Council, other groups urge lawmakers to exempt small businesses from any mental-health mandate
The Business Council and other leading business groups in New York are strongly resisting a late maneuver to weaken a compromise "mental health parity" bill in the waning hours of the legislative session this week.
The state Senate in recent months has championed a compromise mental health parity proposal. The bill would require health insurance policies to cover various kinds of treatments for specified mental illnesses, but would exempt businesses with 50 or fewer employees from the mandate. The Senate passed this bill on June 22.
This week, the state Assembly proposed a bill that would eliminate this exemption and instead offer a 3 percent tax credit for small businesses with 50 or fewer employers and income of $290,000 or less. The Assembly bill is also much broader than the Senate bill, covering a wider range of mental illnesses and emotional disorders.

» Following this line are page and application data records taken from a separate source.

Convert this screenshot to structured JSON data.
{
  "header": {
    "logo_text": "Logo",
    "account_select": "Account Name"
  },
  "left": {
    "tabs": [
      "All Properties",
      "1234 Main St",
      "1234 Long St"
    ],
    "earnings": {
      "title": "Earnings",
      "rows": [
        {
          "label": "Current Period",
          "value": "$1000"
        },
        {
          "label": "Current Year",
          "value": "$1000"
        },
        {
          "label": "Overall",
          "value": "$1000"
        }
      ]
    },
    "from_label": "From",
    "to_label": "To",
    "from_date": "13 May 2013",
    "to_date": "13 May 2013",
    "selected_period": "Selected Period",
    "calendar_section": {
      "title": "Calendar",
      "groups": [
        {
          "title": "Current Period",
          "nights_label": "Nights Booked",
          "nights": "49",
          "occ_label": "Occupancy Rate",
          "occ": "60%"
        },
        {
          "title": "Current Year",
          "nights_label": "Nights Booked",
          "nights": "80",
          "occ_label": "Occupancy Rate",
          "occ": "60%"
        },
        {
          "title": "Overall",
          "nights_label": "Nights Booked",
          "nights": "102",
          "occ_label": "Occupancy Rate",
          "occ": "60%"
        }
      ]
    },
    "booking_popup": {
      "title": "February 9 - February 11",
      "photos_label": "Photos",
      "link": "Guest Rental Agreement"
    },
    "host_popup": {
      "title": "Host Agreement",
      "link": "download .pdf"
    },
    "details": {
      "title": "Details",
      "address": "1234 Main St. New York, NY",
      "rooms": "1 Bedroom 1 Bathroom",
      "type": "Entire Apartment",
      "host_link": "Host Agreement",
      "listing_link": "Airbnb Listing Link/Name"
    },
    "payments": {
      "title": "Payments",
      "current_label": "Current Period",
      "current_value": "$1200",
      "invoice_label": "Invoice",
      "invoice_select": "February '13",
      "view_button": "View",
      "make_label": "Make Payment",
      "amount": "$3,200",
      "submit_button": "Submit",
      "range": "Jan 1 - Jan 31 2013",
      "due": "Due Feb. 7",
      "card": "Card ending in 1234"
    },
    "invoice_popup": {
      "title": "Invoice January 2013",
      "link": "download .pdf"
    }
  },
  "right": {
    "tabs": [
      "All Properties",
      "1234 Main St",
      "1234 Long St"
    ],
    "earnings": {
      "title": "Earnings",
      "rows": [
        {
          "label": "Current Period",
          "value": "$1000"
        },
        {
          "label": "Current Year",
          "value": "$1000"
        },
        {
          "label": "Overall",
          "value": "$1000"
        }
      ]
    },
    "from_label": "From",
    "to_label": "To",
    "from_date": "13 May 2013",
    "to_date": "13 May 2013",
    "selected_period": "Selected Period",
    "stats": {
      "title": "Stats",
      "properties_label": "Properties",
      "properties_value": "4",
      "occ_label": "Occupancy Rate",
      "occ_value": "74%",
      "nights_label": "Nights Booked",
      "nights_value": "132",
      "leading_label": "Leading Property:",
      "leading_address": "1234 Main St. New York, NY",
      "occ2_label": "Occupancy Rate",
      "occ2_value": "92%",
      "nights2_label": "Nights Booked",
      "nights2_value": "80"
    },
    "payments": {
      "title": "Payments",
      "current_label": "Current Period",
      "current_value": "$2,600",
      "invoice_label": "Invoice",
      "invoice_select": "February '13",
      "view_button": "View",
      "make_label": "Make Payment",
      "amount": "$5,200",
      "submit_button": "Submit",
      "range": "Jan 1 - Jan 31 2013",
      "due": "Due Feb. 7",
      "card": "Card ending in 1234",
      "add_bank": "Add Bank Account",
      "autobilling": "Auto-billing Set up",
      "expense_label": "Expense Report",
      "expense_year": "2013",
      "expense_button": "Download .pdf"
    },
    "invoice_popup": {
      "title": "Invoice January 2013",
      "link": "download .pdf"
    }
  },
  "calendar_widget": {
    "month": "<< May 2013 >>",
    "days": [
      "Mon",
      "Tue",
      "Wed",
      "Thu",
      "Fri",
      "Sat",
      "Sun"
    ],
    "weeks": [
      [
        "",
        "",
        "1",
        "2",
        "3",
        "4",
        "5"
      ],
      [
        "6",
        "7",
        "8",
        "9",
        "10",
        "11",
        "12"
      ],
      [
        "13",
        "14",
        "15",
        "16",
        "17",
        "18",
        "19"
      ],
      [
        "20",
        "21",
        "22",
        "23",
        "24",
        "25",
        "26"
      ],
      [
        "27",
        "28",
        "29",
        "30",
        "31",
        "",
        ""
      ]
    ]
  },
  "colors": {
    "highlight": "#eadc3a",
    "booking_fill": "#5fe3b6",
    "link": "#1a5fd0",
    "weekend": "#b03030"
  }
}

The Business Council strongly opposes health-insurance mandates because they inflate the cost of health insurance and thus make it likelier that individuals and businesses will not be able to afford any insurance coverage at all.
After the Senate proposed easing the burden of the mandate on small businesses, The Council said it appreciated "the recognition that the original mandate proposal would be quite costly, and that small businesses would be especially hard hit," said Elliott Shaw, The Business Council's health-policy lobbyist.
The "New York Main Street Small Business Coalition," including The Business Council, objected to the Assembly proposal in part because it would benefit many fewer employers.
For example, while the Senate plan would exempt all business, the Assembly's tax credit would be available to many fewer employers. Sole proprietors would be ineligible, for example, as would many businesses with net income above the bill's relatively low income threshold. In addition, the coalition argued that the cost of the health insurance mandate will ultimately exceed the 3 percent tax credit.
Earlier this year, an analysis of existing and proposed health insurance mandates by the New York State Conference of Blue Cross/Blue Shield Plans reported that the original mental-health parity proposal would increase by at least 3 percent. Every 1 percent of increase in premium costs puts health-insurance coverage out of reach for an estimated 30,000 New Yorkers, the conference added.
The Conference of Plans also said:
already on the books increase premiums by 12.2 percent,
or an increase in individual coverage of more than $400
a year and more than $1,000 a year in family coverage.
national study found that 20-25 percent of uninsured Americans
lack coverage because of benefit mandates.
the 50 states, New York has the third-highest average annual
cost of employment-based health insurance for family coverage
and eighth highest for single coverage.
states had a higher proportion of its population under age
65 covered by private health insurance than New York in
2002, the most recent year for which data are available.
- Nearly 18 percent of New Yorkers under age 65, about three million New Yorkers, had no health insurance in 2002.